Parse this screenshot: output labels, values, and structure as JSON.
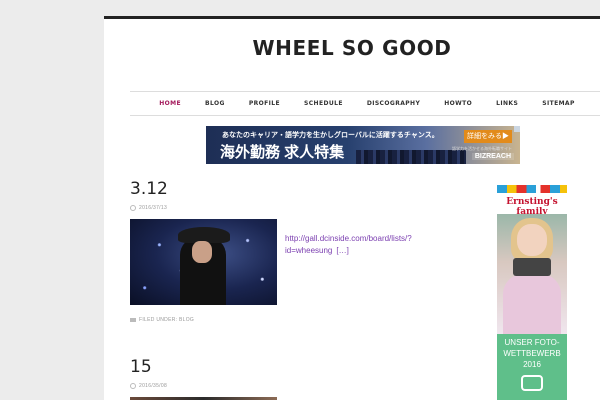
{
  "header": {
    "site_title": "WHEEL SO GOOD"
  },
  "nav": {
    "items": [
      {
        "label": "HOME",
        "active": true
      },
      {
        "label": "BLOG"
      },
      {
        "label": "PROFILE"
      },
      {
        "label": "SCHEDULE"
      },
      {
        "label": "DISCOGRAPHY"
      },
      {
        "label": "HOWTO"
      },
      {
        "label": "LINKS"
      },
      {
        "label": "SITEMAP"
      }
    ]
  },
  "banner_ad": {
    "top_text": "あなたのキャリア・語学力を生かしグローバルに活躍するチャンス。",
    "main_text": "海外勤務 求人特集",
    "button": "詳細をみる▶",
    "small_text": "語学力を活かせる海外転職サイト",
    "logo": "BIZREACH"
  },
  "posts": [
    {
      "title": "3.12",
      "date": "2016/37/13",
      "link": "http://gall.dcinside.com/board/lists/?id=wheesung",
      "more": "[…]",
      "filed": "FILED UNDER: BLOG"
    },
    {
      "title": "15",
      "date": "2016/35/08"
    }
  ],
  "side_ad": {
    "brand": "Ernsting's family",
    "text": "UNSER FOTO-WETTBEWERB 2016"
  },
  "colors": {
    "active_nav": "#a3195b",
    "link": "#7b3fb0"
  }
}
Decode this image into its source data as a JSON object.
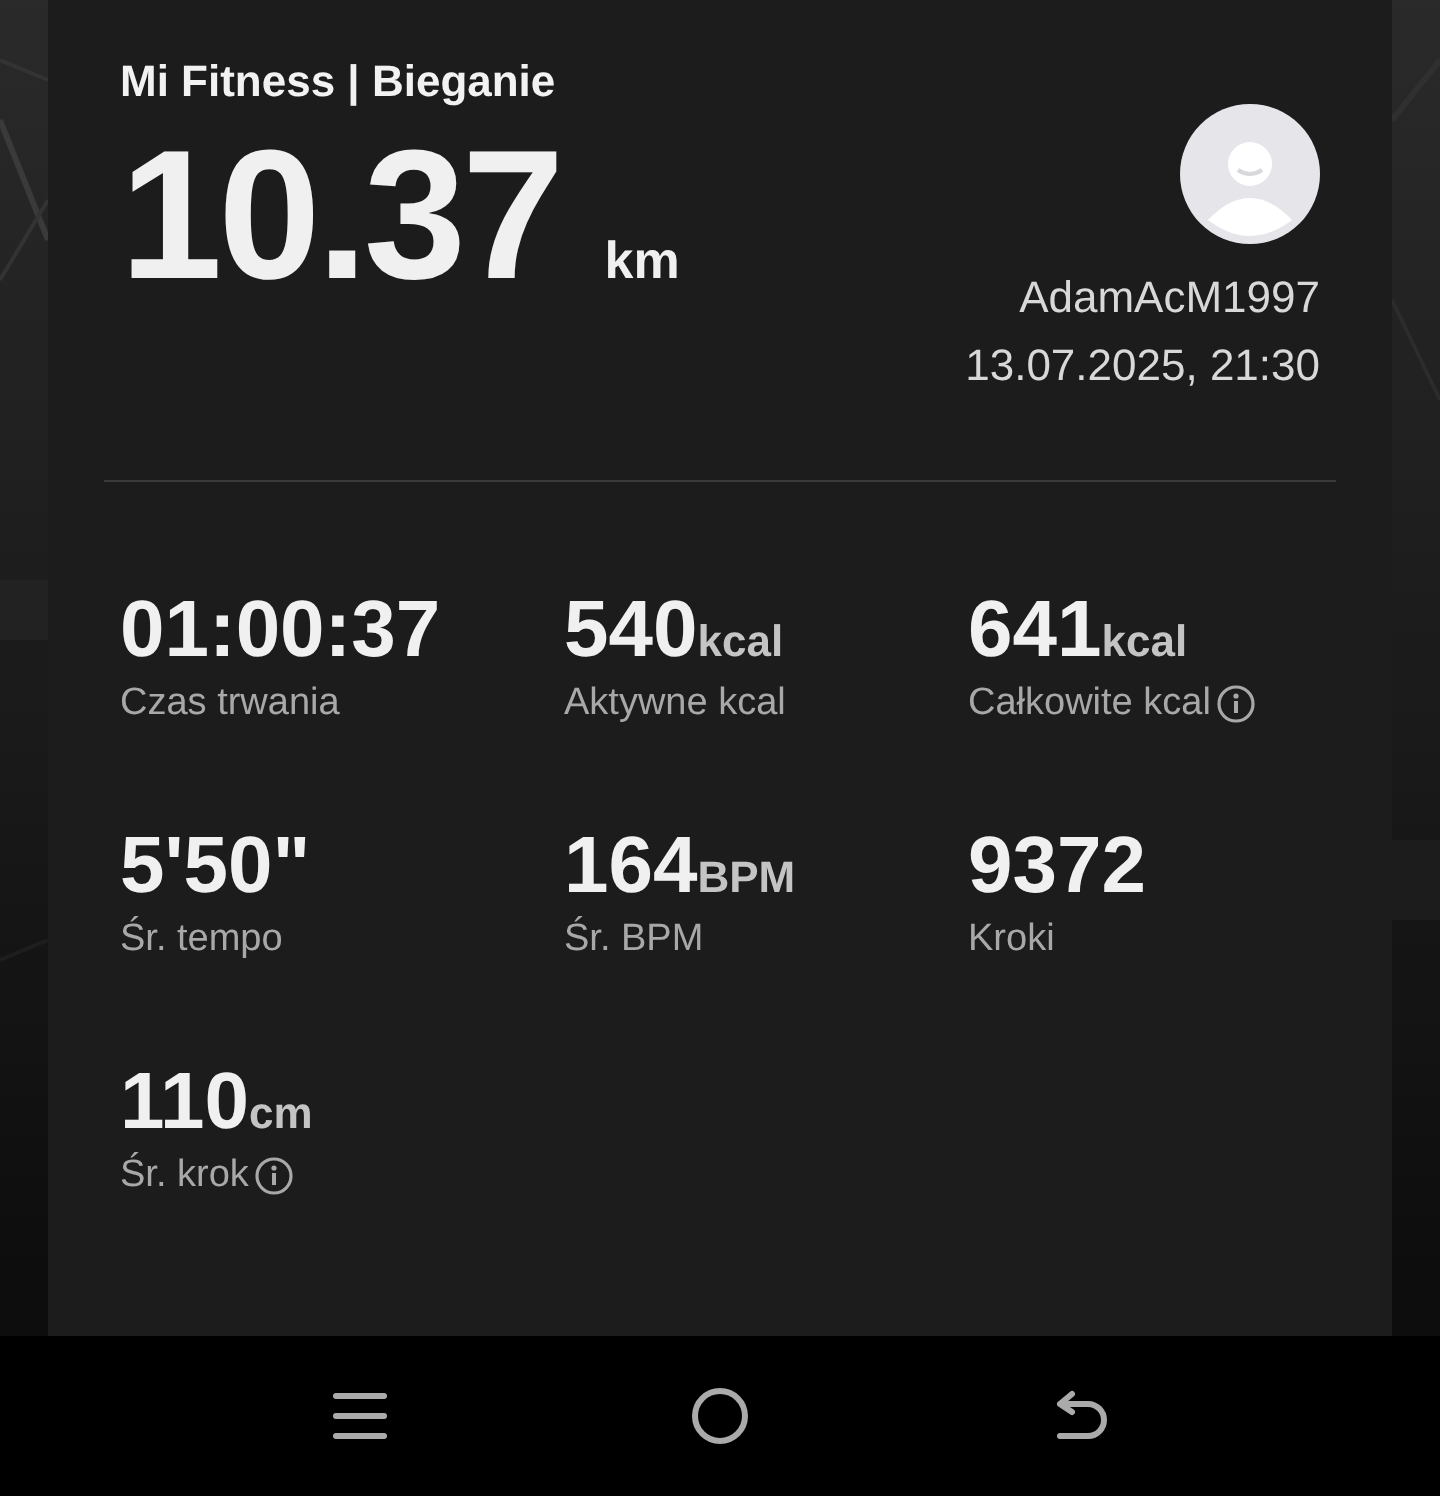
{
  "card": {
    "title": "Mi Fitness | Bieganie",
    "distance": {
      "value": "10.37",
      "unit": "km"
    },
    "user": {
      "name": "AdamAcM1997",
      "datetime": "13.07.2025, 21:30"
    }
  },
  "stats": [
    {
      "value": "01:00:37",
      "label": "Czas trwania",
      "info": false
    },
    {
      "value": "540",
      "unit": "kcal",
      "label": "Aktywne kcal",
      "info": false
    },
    {
      "value": "641",
      "unit": "kcal",
      "label": "Całkowite kcal",
      "info": true
    },
    {
      "value": "5'50\"",
      "label": "Śr. tempo",
      "info": false
    },
    {
      "value": "164",
      "unit": "BPM",
      "label": "Śr. BPM",
      "info": false
    },
    {
      "value": "9372",
      "label": "Kroki",
      "info": false
    },
    {
      "value": "110",
      "unit": "cm",
      "label": "Śr. krok",
      "info": true
    }
  ]
}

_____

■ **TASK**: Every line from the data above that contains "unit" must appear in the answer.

■ **RESULT FOR THIS EXERCISE**:
      "unit": "km"
      "unit": "kcal",
      "unit": "kcal",
      "unit": "BPM",
      "unit": "cm",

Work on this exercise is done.